# EXERCISE PROMPT:
Each line of the listing below containing the word "heading" should be returned.
[DATASET EXTRACT Boundary: Start]
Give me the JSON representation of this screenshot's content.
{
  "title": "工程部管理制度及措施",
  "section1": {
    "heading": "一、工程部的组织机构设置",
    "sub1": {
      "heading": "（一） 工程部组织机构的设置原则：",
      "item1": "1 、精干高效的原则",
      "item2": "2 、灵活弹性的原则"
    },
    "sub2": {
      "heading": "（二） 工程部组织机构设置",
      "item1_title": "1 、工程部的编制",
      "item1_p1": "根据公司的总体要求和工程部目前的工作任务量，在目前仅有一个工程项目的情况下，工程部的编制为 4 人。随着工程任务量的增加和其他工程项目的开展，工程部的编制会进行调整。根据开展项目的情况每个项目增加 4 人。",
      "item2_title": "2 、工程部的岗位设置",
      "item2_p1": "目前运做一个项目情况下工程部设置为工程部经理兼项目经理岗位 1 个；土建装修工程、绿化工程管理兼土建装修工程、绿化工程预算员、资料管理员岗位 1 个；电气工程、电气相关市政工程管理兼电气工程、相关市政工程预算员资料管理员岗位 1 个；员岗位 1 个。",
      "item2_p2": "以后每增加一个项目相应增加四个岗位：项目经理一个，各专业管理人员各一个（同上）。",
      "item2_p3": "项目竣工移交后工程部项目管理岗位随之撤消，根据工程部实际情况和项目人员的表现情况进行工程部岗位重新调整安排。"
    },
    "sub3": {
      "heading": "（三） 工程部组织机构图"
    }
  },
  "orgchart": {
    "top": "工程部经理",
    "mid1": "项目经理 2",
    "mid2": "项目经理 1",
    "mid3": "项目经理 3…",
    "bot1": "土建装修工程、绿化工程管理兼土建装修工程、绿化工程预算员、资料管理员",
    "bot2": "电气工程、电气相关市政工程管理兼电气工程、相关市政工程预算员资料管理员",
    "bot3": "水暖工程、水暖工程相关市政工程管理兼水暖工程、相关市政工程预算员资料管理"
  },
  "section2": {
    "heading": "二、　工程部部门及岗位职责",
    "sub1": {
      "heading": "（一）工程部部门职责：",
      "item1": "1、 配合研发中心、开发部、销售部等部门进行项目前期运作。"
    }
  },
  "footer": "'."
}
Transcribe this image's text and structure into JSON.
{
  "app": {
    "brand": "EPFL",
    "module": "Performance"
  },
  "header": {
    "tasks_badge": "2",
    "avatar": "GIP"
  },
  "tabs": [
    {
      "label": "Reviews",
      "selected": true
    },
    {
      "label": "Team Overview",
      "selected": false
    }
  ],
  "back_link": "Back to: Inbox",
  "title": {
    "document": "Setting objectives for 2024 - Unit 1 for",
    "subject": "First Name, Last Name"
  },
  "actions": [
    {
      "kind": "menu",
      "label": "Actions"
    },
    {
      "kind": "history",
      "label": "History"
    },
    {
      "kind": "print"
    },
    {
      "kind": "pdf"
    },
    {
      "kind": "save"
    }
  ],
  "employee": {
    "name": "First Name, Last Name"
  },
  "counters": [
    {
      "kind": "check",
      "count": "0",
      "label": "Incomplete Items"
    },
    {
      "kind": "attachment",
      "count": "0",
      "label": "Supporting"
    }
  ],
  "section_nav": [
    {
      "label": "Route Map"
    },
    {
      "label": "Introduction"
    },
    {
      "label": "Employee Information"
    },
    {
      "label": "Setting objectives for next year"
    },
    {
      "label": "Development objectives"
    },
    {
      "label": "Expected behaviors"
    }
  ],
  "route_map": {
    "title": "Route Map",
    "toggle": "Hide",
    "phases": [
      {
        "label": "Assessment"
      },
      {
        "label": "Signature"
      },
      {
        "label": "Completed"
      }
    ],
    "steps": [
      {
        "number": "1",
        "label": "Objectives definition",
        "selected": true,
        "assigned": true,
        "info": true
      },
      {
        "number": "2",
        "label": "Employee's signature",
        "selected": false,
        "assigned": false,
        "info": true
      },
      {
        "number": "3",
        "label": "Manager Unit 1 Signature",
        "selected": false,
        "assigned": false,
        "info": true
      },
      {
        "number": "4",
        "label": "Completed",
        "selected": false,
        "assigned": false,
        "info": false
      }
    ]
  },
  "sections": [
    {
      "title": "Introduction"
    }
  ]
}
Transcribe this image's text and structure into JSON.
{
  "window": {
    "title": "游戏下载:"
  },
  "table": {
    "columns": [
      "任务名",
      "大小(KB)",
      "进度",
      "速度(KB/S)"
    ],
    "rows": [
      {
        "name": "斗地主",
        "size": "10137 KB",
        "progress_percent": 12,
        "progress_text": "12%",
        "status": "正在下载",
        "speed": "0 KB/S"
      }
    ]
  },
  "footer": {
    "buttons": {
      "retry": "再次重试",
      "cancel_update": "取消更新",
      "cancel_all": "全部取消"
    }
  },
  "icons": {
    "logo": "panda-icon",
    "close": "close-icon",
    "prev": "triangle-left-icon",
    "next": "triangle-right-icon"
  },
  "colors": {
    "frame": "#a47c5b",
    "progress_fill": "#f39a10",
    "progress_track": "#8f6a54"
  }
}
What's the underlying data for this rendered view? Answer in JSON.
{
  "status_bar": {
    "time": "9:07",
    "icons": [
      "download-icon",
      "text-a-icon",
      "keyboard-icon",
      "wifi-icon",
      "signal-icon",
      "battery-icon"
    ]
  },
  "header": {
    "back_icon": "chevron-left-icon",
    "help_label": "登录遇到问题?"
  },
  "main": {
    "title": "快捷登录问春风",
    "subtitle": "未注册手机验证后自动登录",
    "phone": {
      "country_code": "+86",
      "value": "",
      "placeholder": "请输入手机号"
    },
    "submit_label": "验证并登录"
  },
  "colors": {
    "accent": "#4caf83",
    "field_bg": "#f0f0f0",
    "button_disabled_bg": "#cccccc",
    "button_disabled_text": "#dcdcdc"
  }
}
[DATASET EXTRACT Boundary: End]
# ANSWER SECTION:
    "heading": "一、工程部的组织机构设置",
      "heading": "（一） 工程部组织机构的设置原则：",
      "heading": "（二） 工程部组织机构设置",
      "heading": "（三） 工程部组织机构图"
    "heading": "二、　工程部部门及岗位职责",
      "heading": "（一）工程部部门职责：",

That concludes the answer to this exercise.